What you need to do:
Your answer should consist of the complete listing, repeated verbatim.

========================

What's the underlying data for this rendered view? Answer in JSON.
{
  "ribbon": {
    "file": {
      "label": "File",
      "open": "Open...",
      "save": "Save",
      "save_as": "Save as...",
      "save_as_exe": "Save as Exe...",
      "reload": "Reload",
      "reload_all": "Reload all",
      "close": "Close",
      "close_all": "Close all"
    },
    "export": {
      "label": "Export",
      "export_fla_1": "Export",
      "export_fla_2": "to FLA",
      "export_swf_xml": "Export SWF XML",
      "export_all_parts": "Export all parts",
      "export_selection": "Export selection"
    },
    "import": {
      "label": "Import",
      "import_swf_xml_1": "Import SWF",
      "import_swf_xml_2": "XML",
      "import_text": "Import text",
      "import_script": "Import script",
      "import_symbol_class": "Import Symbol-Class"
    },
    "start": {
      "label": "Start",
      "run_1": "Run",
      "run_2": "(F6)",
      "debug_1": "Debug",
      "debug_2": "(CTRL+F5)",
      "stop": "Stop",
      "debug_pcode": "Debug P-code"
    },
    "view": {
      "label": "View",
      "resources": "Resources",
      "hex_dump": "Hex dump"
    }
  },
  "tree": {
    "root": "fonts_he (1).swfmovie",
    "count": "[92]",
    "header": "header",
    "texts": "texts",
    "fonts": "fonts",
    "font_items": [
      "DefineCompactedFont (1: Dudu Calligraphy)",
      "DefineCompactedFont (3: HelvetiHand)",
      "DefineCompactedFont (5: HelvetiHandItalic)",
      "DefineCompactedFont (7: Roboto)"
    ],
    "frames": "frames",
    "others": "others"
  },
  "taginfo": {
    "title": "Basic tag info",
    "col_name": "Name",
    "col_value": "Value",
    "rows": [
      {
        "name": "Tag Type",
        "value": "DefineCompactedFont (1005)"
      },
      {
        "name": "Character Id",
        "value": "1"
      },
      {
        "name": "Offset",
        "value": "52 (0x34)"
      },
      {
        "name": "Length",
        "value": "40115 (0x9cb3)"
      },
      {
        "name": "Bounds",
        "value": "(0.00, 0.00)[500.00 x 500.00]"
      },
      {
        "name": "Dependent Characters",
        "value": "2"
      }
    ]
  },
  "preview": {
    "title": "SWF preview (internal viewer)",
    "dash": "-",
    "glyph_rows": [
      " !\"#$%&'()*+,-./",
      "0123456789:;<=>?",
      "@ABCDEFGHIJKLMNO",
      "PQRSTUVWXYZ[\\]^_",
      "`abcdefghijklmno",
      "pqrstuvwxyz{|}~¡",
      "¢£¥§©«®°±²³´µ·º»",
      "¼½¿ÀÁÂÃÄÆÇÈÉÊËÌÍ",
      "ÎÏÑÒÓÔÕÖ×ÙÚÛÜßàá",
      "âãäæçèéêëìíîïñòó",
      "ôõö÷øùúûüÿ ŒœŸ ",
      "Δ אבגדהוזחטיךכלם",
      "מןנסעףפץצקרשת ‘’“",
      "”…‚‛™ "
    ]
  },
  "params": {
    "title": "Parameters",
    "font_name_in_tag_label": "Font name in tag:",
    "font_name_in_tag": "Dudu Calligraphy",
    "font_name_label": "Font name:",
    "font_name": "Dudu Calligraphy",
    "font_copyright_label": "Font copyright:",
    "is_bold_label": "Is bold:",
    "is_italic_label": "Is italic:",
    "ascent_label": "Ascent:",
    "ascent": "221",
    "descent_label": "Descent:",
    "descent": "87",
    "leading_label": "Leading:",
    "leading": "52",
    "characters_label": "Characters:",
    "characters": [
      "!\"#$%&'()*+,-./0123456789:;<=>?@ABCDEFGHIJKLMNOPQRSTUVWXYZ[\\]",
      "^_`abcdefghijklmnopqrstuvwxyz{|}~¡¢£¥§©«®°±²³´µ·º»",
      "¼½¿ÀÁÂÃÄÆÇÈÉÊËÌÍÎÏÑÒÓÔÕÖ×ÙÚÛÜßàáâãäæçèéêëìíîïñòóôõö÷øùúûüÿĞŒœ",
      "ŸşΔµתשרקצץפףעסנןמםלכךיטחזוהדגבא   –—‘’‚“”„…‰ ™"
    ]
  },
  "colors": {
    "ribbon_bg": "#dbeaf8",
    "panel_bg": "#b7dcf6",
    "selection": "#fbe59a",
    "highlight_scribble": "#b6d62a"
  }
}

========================

Solution for this task:
What's the underlying data for this rendered view? Answer in JSON.
{
  "ribbon": {
    "file": {
      "label": "File",
      "open": "Open...",
      "save": "Save",
      "save_as": "Save as...",
      "save_as_exe": "Save as Exe...",
      "reload": "Reload",
      "reload_all": "Reload all",
      "close": "Close",
      "close_all": "Close all"
    },
    "export": {
      "label": "Export",
      "export_fla_1": "Export",
      "export_fla_2": "to FLA",
      "export_swf_xml": "Export SWF XML",
      "export_all_parts": "Export all parts",
      "export_selection": "Export selection"
    },
    "import": {
      "label": "Import",
      "import_swf_xml_1": "Import SWF",
      "import_swf_xml_2": "XML",
      "import_text": "Import text",
      "import_script": "Import script",
      "import_symbol_class": "Import Symbol-Class"
    },
    "start": {
      "label": "Start",
      "run_1": "Run",
      "run_2": "(F6)",
      "debug_1": "Debug",
      "debug_2": "(CTRL+F5)",
      "stop": "Stop",
      "debug_pcode": "Debug P-code"
    },
    "view": {
      "label": "View",
      "resources": "Resources",
      "hex_dump": "Hex dump"
    }
  },
  "tree": {
    "root": "fonts_he (1).swfmovie",
    "count": "[92]",
    "header": "header",
    "texts": "texts",
    "fonts": "fonts",
    "font_items": [
      "DefineCompactedFont (1: Dudu Calligraphy)",
      "DefineCompactedFont (3: HelvetiHand)",
      "DefineCompactedFont (5: HelvetiHandItalic)",
      "DefineCompactedFont (7: Roboto)"
    ],
    "frames": "frames",
    "others": "others"
  },
  "taginfo": {
    "title": "Basic tag info",
    "col_name": "Name",
    "col_value": "Value",
    "rows": [
      {
        "name": "Tag Type",
        "value": "DefineCompactedFont (1005)"
      },
      {
        "name": "Character Id",
        "value": "1"
      },
      {
        "name": "Offset",
        "value": "52 (0x34)"
      },
      {
        "name": "Length",
        "value": "40115 (0x9cb3)"
      },
      {
        "name": "Bounds",
        "value": "(0.00, 0.00)[500.00 x 500.00]"
      },
      {
        "name": "Dependent Characters",
        "value": "2"
      }
    ]
  },
  "preview": {
    "title": "SWF preview (internal viewer)",
    "dash": "-",
    "glyph_rows": [
      " !\"#$%&'()*+,-./",
      "0123456789:;<=>?",
      "@ABCDEFGHIJKLMNO",
      "PQRSTUVWXYZ[\\]^_",
      "`abcdefghijklmno",
      "pqrstuvwxyz{|}~¡",
      "¢£¥§©«®°±²³´µ·º»",
      "¼½¿ÀÁÂÃÄÆÇÈÉÊËÌÍ",
      "ÎÏÑÒÓÔÕÖ×ÙÚÛÜßàá",
      "âãäæçèéêëìíîïñòó",
      "ôõö÷øùúûüÿ ŒœŸ ",
      "Δ אבגדהוזחטיךכלם",
      "מןנסעףפץצקרשת ‘’“",
      "”…‚‛™ "
    ]
  },
  "params": {
    "title": "Parameters",
    "font_name_in_tag_label": "Font name in tag:",
    "font_name_in_tag": "Dudu Calligraphy",
    "font_name_label": "Font name:",
    "font_name": "Dudu Calligraphy",
    "font_copyright_label": "Font copyright:",
    "is_bold_label": "Is bold:",
    "is_italic_label": "Is italic:",
    "ascent_label": "Ascent:",
    "ascent": "221",
    "descent_label": "Descent:",
    "descent": "87",
    "leading_label": "Leading:",
    "leading": "52",
    "characters_label": "Characters:",
    "characters": [
      "!\"#$%&'()*+,-./0123456789:;<=>?@ABCDEFGHIJKLMNOPQRSTUVWXYZ[\\]",
      "^_`abcdefghijklmnopqrstuvwxyz{|}~¡¢£¥§©«®°±²³´µ·º»",
      "¼½¿ÀÁÂÃÄÆÇÈÉÊËÌÍÎÏÑÒÓÔÕÖ×ÙÚÛÜßàáâãäæçèéêëìíîïñòóôõö÷øùúûüÿĞŒœ",
      "ŸşΔµתשרקצץפףעסנןמםלכךיטחזוהדגבא   –—‘’‚“”„…‰ ™"
    ]
  },
  "colors": {
    "ribbon_bg": "#dbeaf8",
    "panel_bg": "#b7dcf6",
    "selection": "#fbe59a",
    "highlight_scribble": "#b6d62a"
  }
}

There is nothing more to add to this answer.